There’s a thing that mechanical gears do, where each one has a little set of teeth, and each little tooth has to grip on one on the other gear to move the thing forward, and when they’re going they mesh, but when they’re going slowly you can see each tooth move the next tooth on, and that’s called ratcheting.
When I use the term about writing, I mean that when you write POVs in order, alternating, it’s just like that. There are other ways of moving stories on, goodness knows there are other ways of gearing too. But when you’re using a ratchet you can’t stop and have two chapters from the same POV, and you can’t take out a scene because someone doesn’t like it without replacing it with something else. The rhythm will stutter. If chapter 15 doubles so it will need to be two chapters, then you need something else to go into chapter 16 from the other thread. If you’re keeping your POVs equal in time, the way I did in the “Small Change” books (I have another alternate series title for them now, incidentally, “The Tragickal Downfall of Peter Anthony Carmichael”) and your newly doubled chapter 15 takes place on Saturday, then your new chapter 16 has to happen on Saturday too.
Now this can be a pain in the neck.
But it has given me more than it has taken away. It gave me the best bit of plot in Prize in the Game. It gave me the tension in Ha’Penny, where what makes it interesting is what each POV knows and doesn’t know that you know, as you get towards the climax.
As you can see, it would be impossible to write out of order, because the serendipities and issues that come up with this, require getting it right in order.

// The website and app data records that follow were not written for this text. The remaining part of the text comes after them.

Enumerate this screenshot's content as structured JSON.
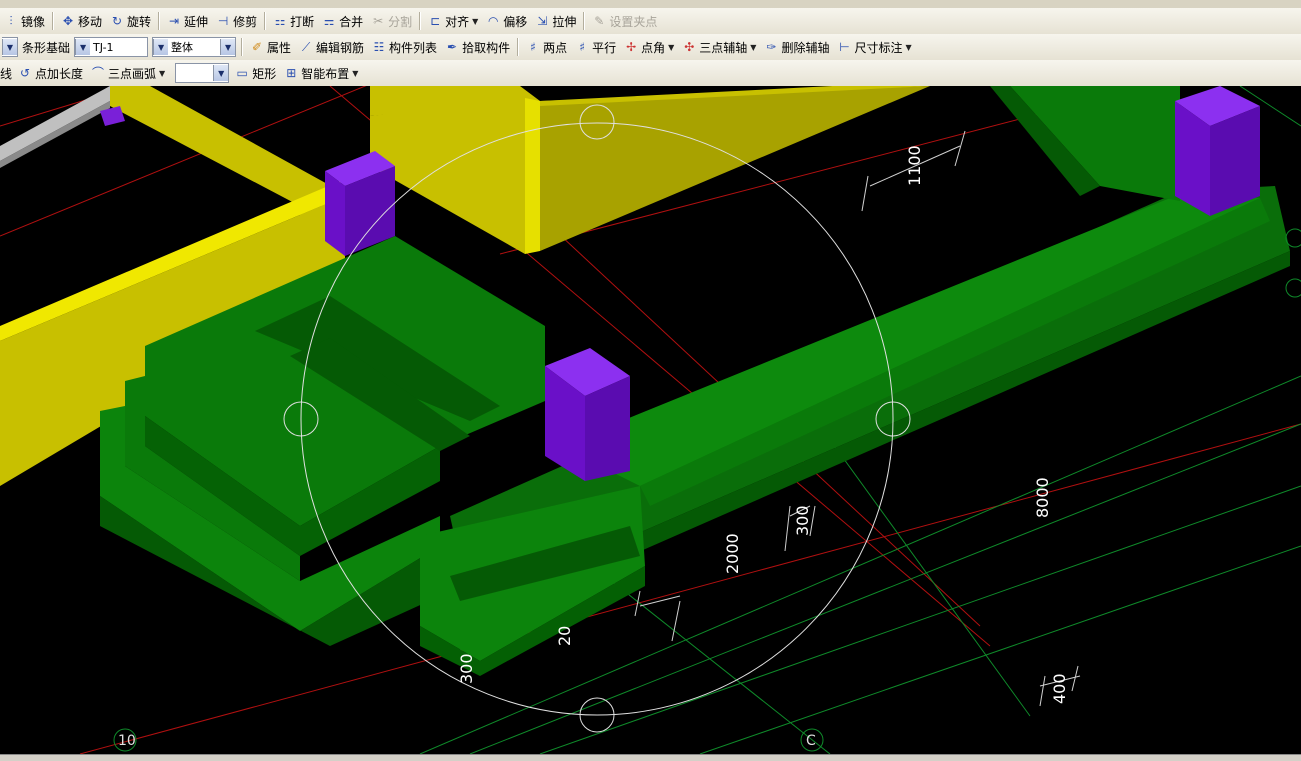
{
  "toolbar1": {
    "items": [
      {
        "label": "镜像",
        "icon": "mirror-icon"
      },
      {
        "label": "移动",
        "icon": "move-icon"
      },
      {
        "label": "旋转",
        "icon": "rotate-icon"
      },
      {
        "label": "延伸",
        "icon": "extend-icon"
      },
      {
        "label": "修剪",
        "icon": "trim-icon"
      },
      {
        "label": "打断",
        "icon": "break-icon"
      },
      {
        "label": "合并",
        "icon": "merge-icon"
      },
      {
        "label": "分割",
        "icon": "split-icon"
      },
      {
        "label": "对齐",
        "icon": "align-icon"
      },
      {
        "label": "偏移",
        "icon": "offset-icon"
      },
      {
        "label": "拉伸",
        "icon": "stretch-icon"
      },
      {
        "label": "设置夹点",
        "icon": "grip-icon"
      }
    ]
  },
  "toolbar2": {
    "type_combo": "条形基础",
    "name_combo": "TJ-1",
    "part_combo": "整体",
    "items": [
      {
        "label": "属性",
        "icon": "property-icon"
      },
      {
        "label": "编辑钢筋",
        "icon": "edit-rebar-icon"
      },
      {
        "label": "构件列表",
        "icon": "component-list-icon"
      },
      {
        "label": "拾取构件",
        "icon": "pick-component-icon"
      },
      {
        "label": "两点",
        "icon": "two-point-icon"
      },
      {
        "label": "平行",
        "icon": "parallel-icon"
      },
      {
        "label": "点角",
        "icon": "point-angle-icon"
      },
      {
        "label": "三点辅轴",
        "icon": "three-point-axis-icon"
      },
      {
        "label": "删除辅轴",
        "icon": "delete-axis-icon"
      },
      {
        "label": "尺寸标注",
        "icon": "dimension-icon"
      }
    ]
  },
  "toolbar3": {
    "left_fragment": "线",
    "items": [
      {
        "label": "点加长度",
        "icon": "point-length-icon"
      },
      {
        "label": "三点画弧",
        "icon": "arc-icon"
      },
      {
        "label": "矩形",
        "icon": "rectangle-icon"
      },
      {
        "label": "智能布置",
        "icon": "smart-layout-icon"
      }
    ]
  },
  "viewport": {
    "dimensions": {
      "d1100": "1100",
      "d8000": "8000",
      "d2000": "2000",
      "d300a": "300",
      "d300b": "300",
      "d400": "400",
      "d20": "20"
    },
    "axis_labels": {
      "axis10": "10",
      "axisC": "C"
    },
    "colors": {
      "background": "#000000",
      "footing": "#0a7a0a",
      "wall": "#c8c000",
      "column": "#6a10c8",
      "grid_red": "#b01010",
      "grid_green": "#0f8a2a",
      "grip": "#e0e0e0"
    }
  }
}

I’ve now done this in four novels, I’ve also written one in true omni and one in bizzaro omni, and two in first. What I’ve never done is “bestseller omni” which is what’s normal in a lot of fantasy, where you have lots of POVs and threads but they’re used as is convenient to the writer… and come to think, I’ve never done a single tight third, either, not for a whole book.

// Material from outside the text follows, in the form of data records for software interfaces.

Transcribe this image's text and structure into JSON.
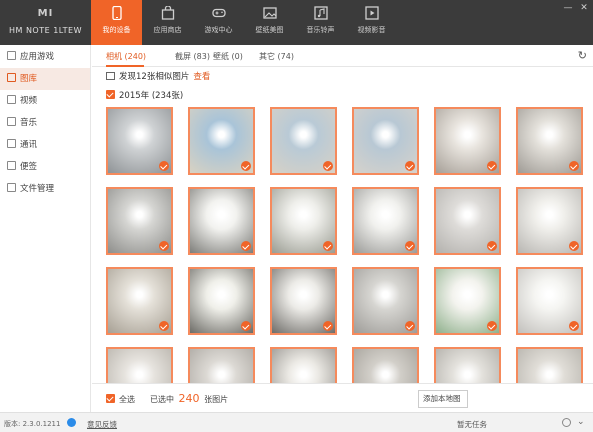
{
  "window": {
    "device_logo": "MI",
    "device_name": "HM NOTE 1LTEW",
    "controls": [
      "—",
      "✕"
    ]
  },
  "nav": [
    {
      "label": "我的设备",
      "icon": "phone-icon",
      "active": true
    },
    {
      "label": "应用商店",
      "icon": "bag-icon",
      "active": false
    },
    {
      "label": "游戏中心",
      "icon": "gamepad-icon",
      "active": false
    },
    {
      "label": "壁纸美图",
      "icon": "image-icon",
      "active": false
    },
    {
      "label": "音乐铃声",
      "icon": "music-icon",
      "active": false
    },
    {
      "label": "视频影音",
      "icon": "video-icon",
      "active": false
    }
  ],
  "sidebar": {
    "items": [
      {
        "label": "应用游戏",
        "icon": "apps-icon",
        "active": false
      },
      {
        "label": "图库",
        "icon": "gallery-icon",
        "active": true
      },
      {
        "label": "视频",
        "icon": "play-icon",
        "active": false
      },
      {
        "label": "音乐",
        "icon": "music-note-icon",
        "active": false
      },
      {
        "label": "通讯",
        "icon": "contacts-icon",
        "active": false
      },
      {
        "label": "便签",
        "icon": "note-icon",
        "active": false
      },
      {
        "label": "文件管理",
        "icon": "folder-icon",
        "active": false
      }
    ]
  },
  "tabs": [
    {
      "label": "相机 (240)",
      "active": true
    },
    {
      "label": "截屏 (83)",
      "active": false
    },
    {
      "label": "壁纸 (0)",
      "active": false
    },
    {
      "label": "其它 (74)",
      "active": false
    }
  ],
  "similar": {
    "text": "发现12张相似图片",
    "link": "查看"
  },
  "group": {
    "title": "2015年 (234张)"
  },
  "photos": [
    {
      "colors": [
        "#cfd2d4",
        "#8f9396"
      ]
    },
    {
      "colors": [
        "#a9c4d8",
        "#d9d2c2"
      ]
    },
    {
      "colors": [
        "#b9cad6",
        "#d7d1c6"
      ]
    },
    {
      "colors": [
        "#b8c8d4",
        "#d6d2cb"
      ]
    },
    {
      "colors": [
        "#e8e4de",
        "#a69f97"
      ]
    },
    {
      "colors": [
        "#e3e0da",
        "#9f9b95"
      ]
    },
    {
      "colors": [
        "#d5d5d2",
        "#8e8e8b"
      ]
    },
    {
      "colors": [
        "#f2f2ef",
        "#7d7d79"
      ]
    },
    {
      "colors": [
        "#eeeeea",
        "#9a9c92"
      ]
    },
    {
      "colors": [
        "#f1f1ee",
        "#9b9b98"
      ]
    },
    {
      "colors": [
        "#dedcd9",
        "#b3b1ad"
      ]
    },
    {
      "colors": [
        "#f0efeb",
        "#b8b6b2"
      ]
    },
    {
      "colors": [
        "#e4e0d8",
        "#a7a094"
      ]
    },
    {
      "colors": [
        "#efefe9",
        "#6c6b66"
      ]
    },
    {
      "colors": [
        "#ecebe7",
        "#6e6c68"
      ]
    },
    {
      "colors": [
        "#d6d5d1",
        "#9e9c98"
      ]
    },
    {
      "colors": [
        "#f3f3ee",
        "#8fb08c"
      ]
    },
    {
      "colors": [
        "#f5f5f2",
        "#c2c0bc"
      ]
    },
    {
      "colors": [
        "#e6e3de",
        "#b3aea6"
      ]
    },
    {
      "colors": [
        "#dcd9d4",
        "#a5a19b"
      ]
    },
    {
      "colors": [
        "#ebe9e4",
        "#8d8a85"
      ]
    },
    {
      "colors": [
        "#d2cfc9",
        "#9f9b94"
      ]
    },
    {
      "colors": [
        "#e3e1dc",
        "#a9a6a0"
      ]
    },
    {
      "colors": [
        "#e0ddd7",
        "#b0ada6"
      ]
    }
  ],
  "actionbar": {
    "select_all": "全选",
    "selected_prefix": "已选中",
    "selected_count": "240",
    "selected_suffix": "张图片",
    "add_button": "添加本地图"
  },
  "statusbar": {
    "version": "版本: 2.3.0.1211",
    "feedback": "意见反馈",
    "tasks": "暂无任务"
  },
  "colors": {
    "accent": "#f06428",
    "topbar": "#3b3b3b"
  }
}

Now bestseller omni is clearly what people like, because things that sell a zillion copies tend to be written in it. But I don’t like it, as a reader, it is my least preferred POV, because it encourages any faint tendency to sprawl, to give every angle on everything, and even when it isn’t intended as padding, some of it comes out like padding. And of course, when you have a zillion characters, some of them are more interesting than others (unless the author happens to be a genius like George RR Martin) and I’m chafing reading the duller ones and want to get back to the more significant ones, and that makes a book less fun to read.
I usually know, when I’m writing, every angle on everything, but the POVs I’m using filter what of that gets through to the reader, and while this is occasionally phenomenally frustrating, generally I think this is a good thing. For instance, something that came up recently with Marcus writing the RPG. The dragon flag is never mentioned in Tooth and Claw, but I happen to know it’s a mountain. It’s never mentioned because it doesn’t need to be, it isn’t relevant to that story. It would have been padding.
People sometimes ask how many POVs you need. You need as many POVs as your story absolutely requires, and no more. If that’s one, great. If that’s ninety-five, gosh, what a demanding story.
In Diane Duane’s Door Into… books, storytellers begin a story with “This is the story of whatever, and this is the way I tell it.” I find this formula really useful when I’m thinking about the shape of a story. What story is this, and how do I tell it? I usually don’t know at that point what is going to happen in the story, or only vaguely, but I need to know what story it is. “This is the story of Sulien ap Gwien, and how she made the Peace, and I tell it all in her own retrospective words.” “This is the story of how good people do bad things, and I tell it in the alternative POVs of a headlong ditzy girl and a well-meaning Scotland Yard inspector.” The POVs I’m using are an integral part of that.
Which is what I’m working on right now with Our Sea.